Deaths of academics from Aids are wiping out key areas of specialist knowledge in African universities in an epidemic that threatens to stifle regional development, Commonwealth leaders meeting in South Africa were warned this week.
Academics from around the world urged the Commonwealth Heads of Government Meeting to tackle urgently an HIV-Aids epidemic that "threatens to decimate" higher education.
University of Botswana: 20 students and 40 staff dead in the past two years. Of 119 students visiting a campus clinic for sexually transmitted diseases in the past two years, 42 tested HIV positive. University of Dar es Salaam, Tanzania: 40 students and 106 staff have died.
University of Durban-Westville: 23 per cent of first-year students tested HIV-positive this year, twice as many women as men.
In a communique to CHOGM, Commonwealth university and health sector leaders said the heavy loss of people educated at great expense in higher education institutions was of grave concern. "If this critical situation is ignored, tertiary institutions will not be able to continue to provide the human resources and intellectual leadership upon which national development depends."

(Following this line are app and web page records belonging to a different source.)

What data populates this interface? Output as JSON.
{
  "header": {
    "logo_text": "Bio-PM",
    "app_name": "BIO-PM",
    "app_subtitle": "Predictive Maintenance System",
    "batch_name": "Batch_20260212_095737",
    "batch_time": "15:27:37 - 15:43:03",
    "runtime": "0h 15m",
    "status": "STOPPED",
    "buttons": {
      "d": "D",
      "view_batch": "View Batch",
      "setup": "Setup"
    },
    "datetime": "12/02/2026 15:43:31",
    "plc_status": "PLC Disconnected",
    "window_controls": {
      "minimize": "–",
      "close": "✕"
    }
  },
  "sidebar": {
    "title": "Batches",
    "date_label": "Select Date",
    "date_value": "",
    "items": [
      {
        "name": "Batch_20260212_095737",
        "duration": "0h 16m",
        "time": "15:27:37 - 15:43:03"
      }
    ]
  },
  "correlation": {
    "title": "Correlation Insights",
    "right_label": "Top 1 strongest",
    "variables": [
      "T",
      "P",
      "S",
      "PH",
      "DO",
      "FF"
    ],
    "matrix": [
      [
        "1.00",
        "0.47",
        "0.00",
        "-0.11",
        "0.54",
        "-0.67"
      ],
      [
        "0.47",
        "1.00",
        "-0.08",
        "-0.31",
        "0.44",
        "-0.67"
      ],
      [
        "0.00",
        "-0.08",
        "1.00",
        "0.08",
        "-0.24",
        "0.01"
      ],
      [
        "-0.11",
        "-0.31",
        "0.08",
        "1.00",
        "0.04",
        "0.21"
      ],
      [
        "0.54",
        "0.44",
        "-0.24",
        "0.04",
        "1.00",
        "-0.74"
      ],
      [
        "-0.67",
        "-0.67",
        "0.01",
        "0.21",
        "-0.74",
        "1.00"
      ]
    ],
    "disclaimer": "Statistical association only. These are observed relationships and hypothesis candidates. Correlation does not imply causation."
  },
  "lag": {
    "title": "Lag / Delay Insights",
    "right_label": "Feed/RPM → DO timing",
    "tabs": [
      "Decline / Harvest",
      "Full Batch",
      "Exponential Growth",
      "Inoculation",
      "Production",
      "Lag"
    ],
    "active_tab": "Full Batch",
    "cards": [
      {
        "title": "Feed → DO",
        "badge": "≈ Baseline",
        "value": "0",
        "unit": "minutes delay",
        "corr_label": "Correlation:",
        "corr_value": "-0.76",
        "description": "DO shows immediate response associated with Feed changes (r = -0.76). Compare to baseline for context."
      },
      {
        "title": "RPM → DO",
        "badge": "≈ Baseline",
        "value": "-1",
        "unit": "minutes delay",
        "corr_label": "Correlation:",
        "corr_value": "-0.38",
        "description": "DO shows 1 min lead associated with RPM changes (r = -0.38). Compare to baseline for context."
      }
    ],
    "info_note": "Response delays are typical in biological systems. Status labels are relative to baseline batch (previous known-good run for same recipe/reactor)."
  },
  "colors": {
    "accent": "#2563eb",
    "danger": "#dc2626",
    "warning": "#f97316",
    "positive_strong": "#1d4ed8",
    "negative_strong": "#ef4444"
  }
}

More than 60 per cent of the 34 million people worldwide with the HIV-Aids virus are in Africa. In South Africa nearly one in five adults is now thought to be HIV positive and 1,600 new infections are occurring daily.
Aids is not only an issue for Africa, a seminar organised by the Association of Commonwealth Universities, the University of Natal and the Commonwealth Medical Association was told. Universities in Britain, Canada and Australia, which recruit large numbers of foreign students, will have to consider whether to introduce Aids testing of foreign students.

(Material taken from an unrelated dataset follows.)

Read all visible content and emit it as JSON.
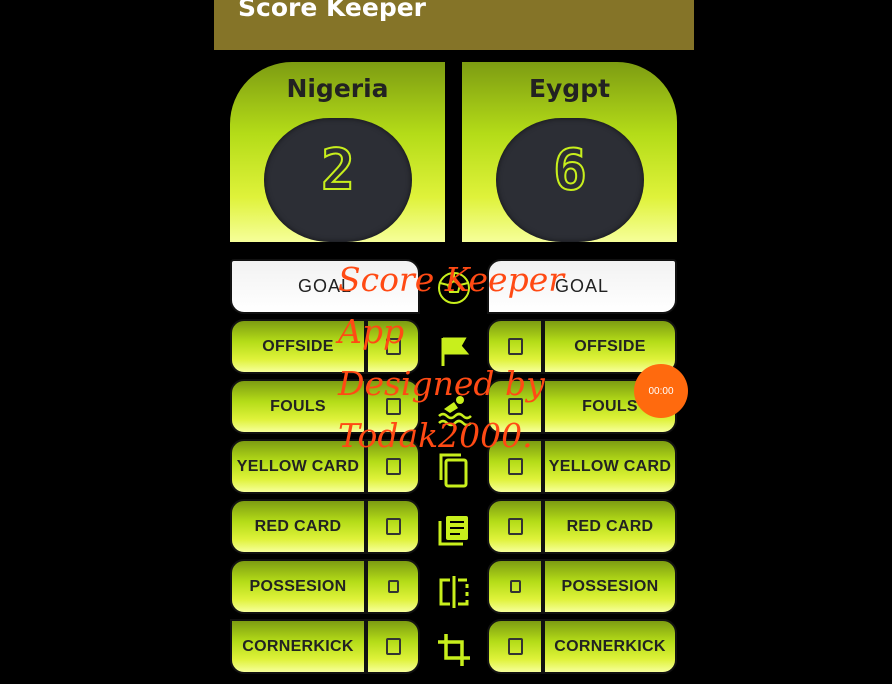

Commonwealth universities agreed to an ACU proposal to set up an experimental "knowledge network" which, said secretary general Michael Gibbons, would help universities to integrate HIV-Aids awareness and strategies into their institutions.